[ACTION ITEM]
Show every line below where "icon" can be found.

*** Block opens ***

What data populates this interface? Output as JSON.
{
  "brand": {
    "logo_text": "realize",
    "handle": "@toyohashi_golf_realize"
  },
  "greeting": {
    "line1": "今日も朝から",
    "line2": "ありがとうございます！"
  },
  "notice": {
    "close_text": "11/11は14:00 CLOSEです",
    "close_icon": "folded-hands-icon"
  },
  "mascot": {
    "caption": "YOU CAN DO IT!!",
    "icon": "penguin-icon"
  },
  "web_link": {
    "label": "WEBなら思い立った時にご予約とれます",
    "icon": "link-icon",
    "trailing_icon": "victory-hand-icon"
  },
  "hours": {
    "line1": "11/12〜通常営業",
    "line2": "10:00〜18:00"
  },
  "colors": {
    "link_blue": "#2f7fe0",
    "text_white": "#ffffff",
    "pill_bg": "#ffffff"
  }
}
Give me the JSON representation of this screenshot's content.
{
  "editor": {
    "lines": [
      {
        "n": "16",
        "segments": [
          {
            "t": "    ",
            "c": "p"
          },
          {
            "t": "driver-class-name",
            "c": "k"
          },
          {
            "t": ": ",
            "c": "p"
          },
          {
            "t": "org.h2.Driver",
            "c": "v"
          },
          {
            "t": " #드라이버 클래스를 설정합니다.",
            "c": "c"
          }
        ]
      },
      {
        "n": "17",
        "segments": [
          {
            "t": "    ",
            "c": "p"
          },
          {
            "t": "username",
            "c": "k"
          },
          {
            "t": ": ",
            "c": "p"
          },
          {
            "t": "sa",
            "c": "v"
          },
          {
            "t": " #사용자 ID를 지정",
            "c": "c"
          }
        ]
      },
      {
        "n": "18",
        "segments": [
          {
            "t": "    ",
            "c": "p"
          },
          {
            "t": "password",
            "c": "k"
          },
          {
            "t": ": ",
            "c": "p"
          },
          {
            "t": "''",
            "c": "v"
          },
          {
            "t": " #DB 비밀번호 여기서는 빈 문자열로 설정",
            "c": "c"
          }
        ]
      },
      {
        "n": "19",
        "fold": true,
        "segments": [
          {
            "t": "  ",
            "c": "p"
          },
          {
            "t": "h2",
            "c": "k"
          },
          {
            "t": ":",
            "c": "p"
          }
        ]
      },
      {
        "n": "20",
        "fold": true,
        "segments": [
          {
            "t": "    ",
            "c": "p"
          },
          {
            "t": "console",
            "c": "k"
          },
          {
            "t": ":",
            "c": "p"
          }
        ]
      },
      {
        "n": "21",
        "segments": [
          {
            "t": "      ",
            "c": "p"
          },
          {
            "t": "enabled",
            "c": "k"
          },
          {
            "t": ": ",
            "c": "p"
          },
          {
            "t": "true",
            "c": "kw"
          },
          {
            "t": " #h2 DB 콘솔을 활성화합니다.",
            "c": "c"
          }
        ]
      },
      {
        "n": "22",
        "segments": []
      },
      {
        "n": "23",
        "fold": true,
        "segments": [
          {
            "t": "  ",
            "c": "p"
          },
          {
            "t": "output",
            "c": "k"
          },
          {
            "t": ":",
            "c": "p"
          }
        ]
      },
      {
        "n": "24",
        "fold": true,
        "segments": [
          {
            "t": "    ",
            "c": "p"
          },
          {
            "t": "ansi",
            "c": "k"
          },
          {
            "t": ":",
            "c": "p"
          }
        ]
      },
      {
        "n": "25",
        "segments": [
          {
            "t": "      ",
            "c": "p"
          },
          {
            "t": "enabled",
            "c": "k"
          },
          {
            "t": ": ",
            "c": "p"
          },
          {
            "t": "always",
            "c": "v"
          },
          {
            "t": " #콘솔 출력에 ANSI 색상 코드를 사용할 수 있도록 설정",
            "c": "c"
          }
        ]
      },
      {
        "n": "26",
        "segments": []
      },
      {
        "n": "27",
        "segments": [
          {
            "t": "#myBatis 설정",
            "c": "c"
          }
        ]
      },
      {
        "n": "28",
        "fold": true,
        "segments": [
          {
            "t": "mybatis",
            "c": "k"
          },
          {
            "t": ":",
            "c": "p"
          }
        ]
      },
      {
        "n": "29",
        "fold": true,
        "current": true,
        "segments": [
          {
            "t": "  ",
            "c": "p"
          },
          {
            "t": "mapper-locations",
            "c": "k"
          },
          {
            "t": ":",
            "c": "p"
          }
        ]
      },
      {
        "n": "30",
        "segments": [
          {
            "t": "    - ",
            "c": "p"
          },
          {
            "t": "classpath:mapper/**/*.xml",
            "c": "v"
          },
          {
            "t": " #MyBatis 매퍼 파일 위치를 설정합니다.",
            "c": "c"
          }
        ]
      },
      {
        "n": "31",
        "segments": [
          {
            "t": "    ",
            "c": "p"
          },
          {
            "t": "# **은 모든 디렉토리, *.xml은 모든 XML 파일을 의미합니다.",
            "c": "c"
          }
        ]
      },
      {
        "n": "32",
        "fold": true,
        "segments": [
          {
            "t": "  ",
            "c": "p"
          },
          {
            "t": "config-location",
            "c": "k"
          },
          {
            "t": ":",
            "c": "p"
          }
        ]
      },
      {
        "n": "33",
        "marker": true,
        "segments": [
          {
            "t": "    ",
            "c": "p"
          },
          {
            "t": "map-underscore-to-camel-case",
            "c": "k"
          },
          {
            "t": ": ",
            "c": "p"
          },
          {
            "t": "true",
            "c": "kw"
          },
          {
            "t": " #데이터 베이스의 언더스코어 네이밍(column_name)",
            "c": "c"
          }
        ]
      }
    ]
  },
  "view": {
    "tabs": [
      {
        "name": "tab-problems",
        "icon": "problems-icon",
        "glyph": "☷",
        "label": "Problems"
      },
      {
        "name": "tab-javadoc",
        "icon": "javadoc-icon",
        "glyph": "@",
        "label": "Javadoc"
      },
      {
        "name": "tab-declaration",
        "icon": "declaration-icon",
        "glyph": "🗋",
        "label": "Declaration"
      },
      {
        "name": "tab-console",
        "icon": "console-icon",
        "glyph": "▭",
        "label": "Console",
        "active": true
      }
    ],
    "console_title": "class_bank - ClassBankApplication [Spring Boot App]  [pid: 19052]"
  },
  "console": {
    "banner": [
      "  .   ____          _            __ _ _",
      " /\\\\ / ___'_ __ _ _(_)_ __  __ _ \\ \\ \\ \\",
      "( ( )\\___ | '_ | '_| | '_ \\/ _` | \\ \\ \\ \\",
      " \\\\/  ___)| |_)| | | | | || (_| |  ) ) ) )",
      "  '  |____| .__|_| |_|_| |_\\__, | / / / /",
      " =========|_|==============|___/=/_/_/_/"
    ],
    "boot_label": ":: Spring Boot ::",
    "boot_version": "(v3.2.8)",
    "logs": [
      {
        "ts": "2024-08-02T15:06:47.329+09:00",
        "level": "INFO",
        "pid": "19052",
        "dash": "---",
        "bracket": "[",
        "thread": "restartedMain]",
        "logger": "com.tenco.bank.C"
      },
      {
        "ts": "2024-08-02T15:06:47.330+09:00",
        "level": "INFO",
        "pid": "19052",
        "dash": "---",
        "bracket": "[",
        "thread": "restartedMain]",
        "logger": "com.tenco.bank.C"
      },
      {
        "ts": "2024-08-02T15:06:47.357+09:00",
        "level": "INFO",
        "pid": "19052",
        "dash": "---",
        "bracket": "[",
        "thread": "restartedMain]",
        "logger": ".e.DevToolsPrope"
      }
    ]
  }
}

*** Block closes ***

[RESULT FOR THIS EXERCISE]
    "close_icon": "folded-hands-icon"
    "icon": "penguin-icon"
    "icon": "link-icon",
    "trailing_icon": "victory-hand-icon"
        "icon": "problems-icon",
        "icon": "javadoc-icon",
        "icon": "declaration-icon",
        "icon": "console-icon",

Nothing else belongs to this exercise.